the piece into something much more powerful than notes on the page, greater than it ever was in the isolated
practice room. When they talk about music that changed the world, it's not the notes on the page. It's the shared experience
of a performance that made it happen, from the premiere of Tristan und Isolde, to Woodstock.
Code is also a shared experience. The lone basement-work that creates the Firefox web browser is all preparation
for hundreds of millions of people to use it at once. We write code for the shared experience of using it. In this
way the relationship between performer and audience is a lot like the relationship between programmer and user.
Just like with music, when we talk about code that has changed the world, it's the group experience that made it happen.
It's not the quality of code that changes lives, it's the users, from Twitter to Google.
In both code and music, the ultimate experience is shared creation. As moving as a concert can be, nothing beats
the moment when the whole audience sparks their lighters and sings along. It's why generations of families have gathered
to sing songs together, it's the reason for every jam band ever formed. It's also the case with code. The real power
of Open Source is that shared creation experience, when we build something amazing together with a group.
In both fields, it doesn't actually matter if you have professional experience or not. I don't want my sing-along
audience to have degrees in music, and I don't want my beta testers or documentation writers to be professional

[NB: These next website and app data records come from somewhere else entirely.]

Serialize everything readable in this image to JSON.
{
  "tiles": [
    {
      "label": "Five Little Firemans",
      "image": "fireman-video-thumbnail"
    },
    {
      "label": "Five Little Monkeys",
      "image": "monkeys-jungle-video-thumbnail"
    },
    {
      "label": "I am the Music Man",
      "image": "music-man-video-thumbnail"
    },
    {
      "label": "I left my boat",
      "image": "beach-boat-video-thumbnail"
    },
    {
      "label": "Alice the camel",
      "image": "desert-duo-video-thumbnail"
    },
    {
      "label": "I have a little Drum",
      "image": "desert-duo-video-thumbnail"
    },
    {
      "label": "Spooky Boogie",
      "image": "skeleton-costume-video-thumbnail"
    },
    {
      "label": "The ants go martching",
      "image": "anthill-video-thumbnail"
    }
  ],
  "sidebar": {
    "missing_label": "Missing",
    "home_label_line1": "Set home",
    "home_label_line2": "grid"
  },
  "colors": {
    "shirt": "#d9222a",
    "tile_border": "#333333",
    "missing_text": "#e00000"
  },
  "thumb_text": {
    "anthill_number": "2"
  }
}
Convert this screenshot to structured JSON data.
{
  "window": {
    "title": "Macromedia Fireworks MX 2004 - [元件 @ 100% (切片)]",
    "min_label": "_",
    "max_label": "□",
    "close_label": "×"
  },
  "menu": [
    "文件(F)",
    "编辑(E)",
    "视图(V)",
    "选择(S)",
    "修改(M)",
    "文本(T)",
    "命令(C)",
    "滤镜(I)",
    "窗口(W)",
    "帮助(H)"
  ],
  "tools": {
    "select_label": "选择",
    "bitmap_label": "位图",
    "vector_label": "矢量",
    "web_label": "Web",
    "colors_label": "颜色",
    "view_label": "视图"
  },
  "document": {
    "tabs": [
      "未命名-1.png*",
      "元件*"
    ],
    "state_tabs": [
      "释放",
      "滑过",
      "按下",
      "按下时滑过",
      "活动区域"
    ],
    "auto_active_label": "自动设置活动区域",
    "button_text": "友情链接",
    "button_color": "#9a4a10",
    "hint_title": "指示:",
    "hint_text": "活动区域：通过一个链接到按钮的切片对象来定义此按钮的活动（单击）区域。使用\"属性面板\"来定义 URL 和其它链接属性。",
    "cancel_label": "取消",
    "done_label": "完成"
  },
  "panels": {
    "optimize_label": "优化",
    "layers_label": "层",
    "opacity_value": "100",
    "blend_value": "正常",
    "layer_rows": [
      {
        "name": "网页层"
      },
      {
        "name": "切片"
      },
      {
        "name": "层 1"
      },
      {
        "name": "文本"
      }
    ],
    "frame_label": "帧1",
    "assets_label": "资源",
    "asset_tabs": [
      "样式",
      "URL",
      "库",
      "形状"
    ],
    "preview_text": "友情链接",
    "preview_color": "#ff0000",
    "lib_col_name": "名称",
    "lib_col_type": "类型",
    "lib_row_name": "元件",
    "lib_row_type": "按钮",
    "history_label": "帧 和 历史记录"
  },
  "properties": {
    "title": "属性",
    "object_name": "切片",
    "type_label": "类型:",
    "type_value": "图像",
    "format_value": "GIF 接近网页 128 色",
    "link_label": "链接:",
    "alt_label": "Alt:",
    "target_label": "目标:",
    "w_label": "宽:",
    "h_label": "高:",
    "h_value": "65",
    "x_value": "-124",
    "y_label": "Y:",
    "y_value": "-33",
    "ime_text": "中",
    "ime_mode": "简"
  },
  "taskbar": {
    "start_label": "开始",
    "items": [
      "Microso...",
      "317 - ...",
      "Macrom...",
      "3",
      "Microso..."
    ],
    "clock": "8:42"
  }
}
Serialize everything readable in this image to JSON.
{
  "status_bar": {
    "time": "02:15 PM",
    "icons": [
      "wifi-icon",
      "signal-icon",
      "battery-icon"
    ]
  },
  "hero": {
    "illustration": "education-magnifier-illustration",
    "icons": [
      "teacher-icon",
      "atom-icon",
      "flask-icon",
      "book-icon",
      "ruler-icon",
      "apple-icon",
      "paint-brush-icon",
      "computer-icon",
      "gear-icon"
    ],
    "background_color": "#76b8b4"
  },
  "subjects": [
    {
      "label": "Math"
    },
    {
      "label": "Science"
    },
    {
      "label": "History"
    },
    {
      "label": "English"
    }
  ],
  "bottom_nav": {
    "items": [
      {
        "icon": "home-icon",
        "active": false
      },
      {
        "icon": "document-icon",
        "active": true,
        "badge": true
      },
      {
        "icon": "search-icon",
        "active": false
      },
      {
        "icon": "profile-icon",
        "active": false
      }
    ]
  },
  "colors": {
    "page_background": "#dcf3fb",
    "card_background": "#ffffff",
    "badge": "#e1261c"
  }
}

coders either. In fact, it's the lack of professionalism that makes those kinds of participation tick.
Simply put, both music and code only grow when they are shared. Musical experiences are only made more powerful
in a group, and code is the same.
This is the unifying thought that drives my work in code and music. I try to bring the same message to both fields: